Records for processing:
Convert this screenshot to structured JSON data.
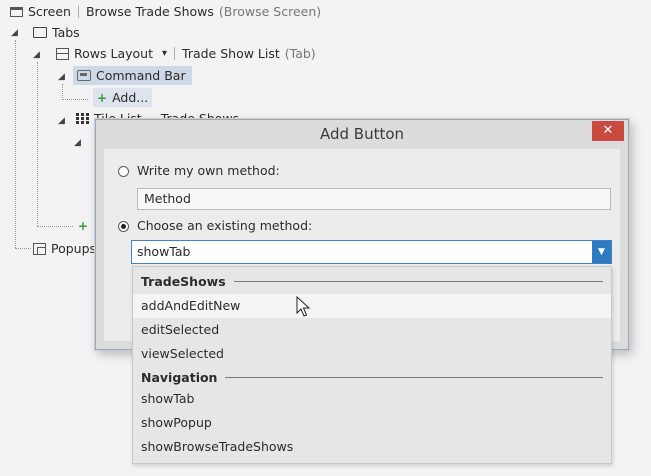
{
  "tree": {
    "screen_label": "Screen",
    "screen_name": "Browse Trade Shows",
    "screen_kind": "(Browse Screen)",
    "tabs_label": "Tabs",
    "rows_layout_label": "Rows Layout",
    "rows_layout_dropdown": "▾",
    "trade_show_list_label": "Trade Show List",
    "trade_show_list_kind": "(Tab)",
    "command_bar_label": "Command Bar",
    "add_label": "Add...",
    "tile_list_label": "Tile List",
    "trade_shows_partial": "Trade Shows",
    "popups_label": "Popups"
  },
  "dialog": {
    "title": "Add Button",
    "close_glyph": "✕",
    "option_own_label": "Write my own method:",
    "method_value": "Method",
    "option_existing_label": "Choose an existing method:",
    "selected_method": "showTab",
    "combo_arrow": "▼"
  },
  "dropdown": {
    "groups": [
      {
        "header": "TradeShows",
        "items": [
          "addAndEditNew",
          "editSelected",
          "viewSelected"
        ]
      },
      {
        "header": "Navigation",
        "items": [
          "showTab",
          "showPopup",
          "showBrowseTradeShows"
        ]
      }
    ],
    "hovered_item": "addAndEditNew"
  },
  "colors": {
    "accent": "#2f7bc2",
    "close_button": "#c94a3e",
    "selection": "#cfd8e6"
  }
}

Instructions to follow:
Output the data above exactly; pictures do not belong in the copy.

Completed exercise:
Convert this screenshot to structured JSON data.
{
  "tree": {
    "screen_label": "Screen",
    "screen_name": "Browse Trade Shows",
    "screen_kind": "(Browse Screen)",
    "tabs_label": "Tabs",
    "rows_layout_label": "Rows Layout",
    "rows_layout_dropdown": "▾",
    "trade_show_list_label": "Trade Show List",
    "trade_show_list_kind": "(Tab)",
    "command_bar_label": "Command Bar",
    "add_label": "Add...",
    "tile_list_label": "Tile List",
    "trade_shows_partial": "Trade Shows",
    "popups_label": "Popups"
  },
  "dialog": {
    "title": "Add Button",
    "close_glyph": "✕",
    "option_own_label": "Write my own method:",
    "method_value": "Method",
    "option_existing_label": "Choose an existing method:",
    "selected_method": "showTab",
    "combo_arrow": "▼"
  },
  "dropdown": {
    "groups": [
      {
        "header": "TradeShows",
        "items": [
          "addAndEditNew",
          "editSelected",
          "viewSelected"
        ]
      },
      {
        "header": "Navigation",
        "items": [
          "showTab",
          "showPopup",
          "showBrowseTradeShows"
        ]
      }
    ],
    "hovered_item": "addAndEditNew"
  },
  "colors": {
    "accent": "#2f7bc2",
    "close_button": "#c94a3e",
    "selection": "#cfd8e6"
  }
}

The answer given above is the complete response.